Content starts

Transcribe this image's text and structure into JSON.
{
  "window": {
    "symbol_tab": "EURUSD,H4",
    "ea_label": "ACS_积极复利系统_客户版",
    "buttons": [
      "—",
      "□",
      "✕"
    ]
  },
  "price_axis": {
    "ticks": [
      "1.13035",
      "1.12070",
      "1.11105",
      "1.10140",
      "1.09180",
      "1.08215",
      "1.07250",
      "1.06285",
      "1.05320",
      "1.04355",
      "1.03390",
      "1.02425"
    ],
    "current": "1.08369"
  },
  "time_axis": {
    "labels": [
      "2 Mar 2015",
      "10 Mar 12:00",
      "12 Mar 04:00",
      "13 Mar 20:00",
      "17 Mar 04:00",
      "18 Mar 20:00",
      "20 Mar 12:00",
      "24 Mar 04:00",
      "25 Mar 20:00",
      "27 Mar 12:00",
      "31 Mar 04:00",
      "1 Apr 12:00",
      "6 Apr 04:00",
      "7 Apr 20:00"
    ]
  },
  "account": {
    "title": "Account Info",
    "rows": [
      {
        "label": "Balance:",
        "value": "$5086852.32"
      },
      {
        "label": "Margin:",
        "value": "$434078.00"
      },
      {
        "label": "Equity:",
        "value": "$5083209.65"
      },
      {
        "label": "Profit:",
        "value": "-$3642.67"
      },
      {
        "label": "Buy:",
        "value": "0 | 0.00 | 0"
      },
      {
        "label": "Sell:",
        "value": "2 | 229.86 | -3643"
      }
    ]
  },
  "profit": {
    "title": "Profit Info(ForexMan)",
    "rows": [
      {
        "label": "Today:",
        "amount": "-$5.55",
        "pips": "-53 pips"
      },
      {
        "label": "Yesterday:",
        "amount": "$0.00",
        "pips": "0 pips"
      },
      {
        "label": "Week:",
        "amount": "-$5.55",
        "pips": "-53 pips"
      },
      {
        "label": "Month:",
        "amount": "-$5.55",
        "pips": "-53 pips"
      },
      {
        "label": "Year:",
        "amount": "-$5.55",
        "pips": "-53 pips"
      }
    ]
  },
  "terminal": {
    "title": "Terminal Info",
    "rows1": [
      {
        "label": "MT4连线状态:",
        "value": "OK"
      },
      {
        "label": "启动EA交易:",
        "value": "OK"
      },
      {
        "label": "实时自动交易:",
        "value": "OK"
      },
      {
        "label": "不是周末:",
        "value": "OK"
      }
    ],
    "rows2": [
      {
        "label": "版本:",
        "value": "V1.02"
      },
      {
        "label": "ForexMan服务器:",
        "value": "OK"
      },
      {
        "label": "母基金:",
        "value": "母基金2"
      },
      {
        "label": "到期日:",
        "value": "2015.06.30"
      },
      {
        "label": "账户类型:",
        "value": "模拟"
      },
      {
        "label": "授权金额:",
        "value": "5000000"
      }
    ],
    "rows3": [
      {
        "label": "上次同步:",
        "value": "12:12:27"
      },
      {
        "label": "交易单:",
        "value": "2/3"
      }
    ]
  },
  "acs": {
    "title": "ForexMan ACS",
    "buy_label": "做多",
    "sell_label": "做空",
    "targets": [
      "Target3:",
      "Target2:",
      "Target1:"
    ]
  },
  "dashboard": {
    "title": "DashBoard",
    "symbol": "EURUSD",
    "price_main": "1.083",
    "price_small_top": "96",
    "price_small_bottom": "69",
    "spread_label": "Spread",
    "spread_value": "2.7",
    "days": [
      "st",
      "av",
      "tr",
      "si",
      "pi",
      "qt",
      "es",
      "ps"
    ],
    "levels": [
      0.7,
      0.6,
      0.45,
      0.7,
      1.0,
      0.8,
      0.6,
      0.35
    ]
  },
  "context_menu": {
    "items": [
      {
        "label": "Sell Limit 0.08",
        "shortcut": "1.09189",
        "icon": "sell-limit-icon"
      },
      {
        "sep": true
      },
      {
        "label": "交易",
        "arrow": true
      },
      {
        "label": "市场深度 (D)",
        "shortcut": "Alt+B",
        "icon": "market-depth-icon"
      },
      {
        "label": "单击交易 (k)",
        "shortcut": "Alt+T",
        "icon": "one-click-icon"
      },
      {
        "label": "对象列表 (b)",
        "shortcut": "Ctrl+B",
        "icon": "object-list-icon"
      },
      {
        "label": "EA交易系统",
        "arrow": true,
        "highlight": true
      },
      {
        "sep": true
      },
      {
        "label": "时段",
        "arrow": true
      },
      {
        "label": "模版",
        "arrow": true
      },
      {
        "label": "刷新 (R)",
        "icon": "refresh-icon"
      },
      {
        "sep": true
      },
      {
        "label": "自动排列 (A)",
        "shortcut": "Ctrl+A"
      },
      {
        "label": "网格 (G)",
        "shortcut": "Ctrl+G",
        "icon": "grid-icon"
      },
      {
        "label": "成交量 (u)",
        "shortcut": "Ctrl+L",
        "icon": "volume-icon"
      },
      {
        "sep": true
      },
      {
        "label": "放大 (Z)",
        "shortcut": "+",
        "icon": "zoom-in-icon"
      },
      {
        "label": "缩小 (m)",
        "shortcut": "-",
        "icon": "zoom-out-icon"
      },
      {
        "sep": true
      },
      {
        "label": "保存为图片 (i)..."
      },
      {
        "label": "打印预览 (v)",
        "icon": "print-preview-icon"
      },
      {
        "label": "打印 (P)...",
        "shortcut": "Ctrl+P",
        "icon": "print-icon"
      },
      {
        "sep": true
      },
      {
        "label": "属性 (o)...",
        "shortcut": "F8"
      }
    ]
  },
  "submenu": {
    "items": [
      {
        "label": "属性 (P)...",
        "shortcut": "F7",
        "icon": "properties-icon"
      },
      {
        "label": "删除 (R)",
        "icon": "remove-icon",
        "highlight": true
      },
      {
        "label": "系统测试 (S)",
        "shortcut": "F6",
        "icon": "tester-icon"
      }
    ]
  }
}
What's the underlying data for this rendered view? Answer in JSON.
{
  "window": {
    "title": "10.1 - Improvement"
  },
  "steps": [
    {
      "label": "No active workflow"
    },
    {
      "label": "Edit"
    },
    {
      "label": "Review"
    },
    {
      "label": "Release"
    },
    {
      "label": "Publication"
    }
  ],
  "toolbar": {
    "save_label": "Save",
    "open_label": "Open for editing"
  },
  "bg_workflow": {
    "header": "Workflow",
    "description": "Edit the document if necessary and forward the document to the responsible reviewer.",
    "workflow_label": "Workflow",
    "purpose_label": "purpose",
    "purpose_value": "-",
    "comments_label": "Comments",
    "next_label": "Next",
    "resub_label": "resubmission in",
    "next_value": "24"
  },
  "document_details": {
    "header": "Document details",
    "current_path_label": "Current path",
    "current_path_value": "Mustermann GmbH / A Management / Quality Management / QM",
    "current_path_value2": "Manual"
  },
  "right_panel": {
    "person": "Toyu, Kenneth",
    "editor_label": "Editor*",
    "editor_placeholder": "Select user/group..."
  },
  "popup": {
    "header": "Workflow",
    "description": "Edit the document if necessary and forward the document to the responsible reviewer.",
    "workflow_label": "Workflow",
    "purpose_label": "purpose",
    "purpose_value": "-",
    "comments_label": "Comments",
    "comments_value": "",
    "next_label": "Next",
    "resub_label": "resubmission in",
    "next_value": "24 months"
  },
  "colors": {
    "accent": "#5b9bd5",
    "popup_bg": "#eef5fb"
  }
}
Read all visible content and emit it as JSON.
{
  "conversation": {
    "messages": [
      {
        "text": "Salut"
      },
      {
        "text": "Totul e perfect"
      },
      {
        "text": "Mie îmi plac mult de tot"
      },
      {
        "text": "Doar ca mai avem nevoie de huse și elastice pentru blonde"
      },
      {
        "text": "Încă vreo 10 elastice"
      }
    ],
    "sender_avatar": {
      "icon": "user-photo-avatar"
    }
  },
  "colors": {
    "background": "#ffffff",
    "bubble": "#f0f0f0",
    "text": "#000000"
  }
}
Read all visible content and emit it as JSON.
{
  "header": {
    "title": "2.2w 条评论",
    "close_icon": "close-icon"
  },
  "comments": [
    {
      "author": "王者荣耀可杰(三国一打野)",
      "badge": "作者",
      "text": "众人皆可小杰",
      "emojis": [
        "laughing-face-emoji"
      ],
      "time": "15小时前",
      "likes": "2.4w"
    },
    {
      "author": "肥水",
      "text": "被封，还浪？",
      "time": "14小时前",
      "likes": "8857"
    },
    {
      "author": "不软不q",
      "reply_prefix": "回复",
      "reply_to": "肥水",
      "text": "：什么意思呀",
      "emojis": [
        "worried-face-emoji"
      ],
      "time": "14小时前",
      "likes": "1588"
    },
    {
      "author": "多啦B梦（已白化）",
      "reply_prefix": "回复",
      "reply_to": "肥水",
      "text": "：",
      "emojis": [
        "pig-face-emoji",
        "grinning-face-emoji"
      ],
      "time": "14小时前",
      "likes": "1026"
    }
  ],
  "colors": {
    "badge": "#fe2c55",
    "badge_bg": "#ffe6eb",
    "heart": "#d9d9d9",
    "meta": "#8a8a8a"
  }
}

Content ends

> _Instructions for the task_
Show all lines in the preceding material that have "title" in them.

> _Result of the exercise_
    "title": "Account Info",
    "title": "Profit Info(ForexMan)",
    "title": "Terminal Info",
    "title": "ForexMan ACS",
    "title": "DashBoard",
    "title": "10.1 - Improvement"
    "title": "2.2w 条评论",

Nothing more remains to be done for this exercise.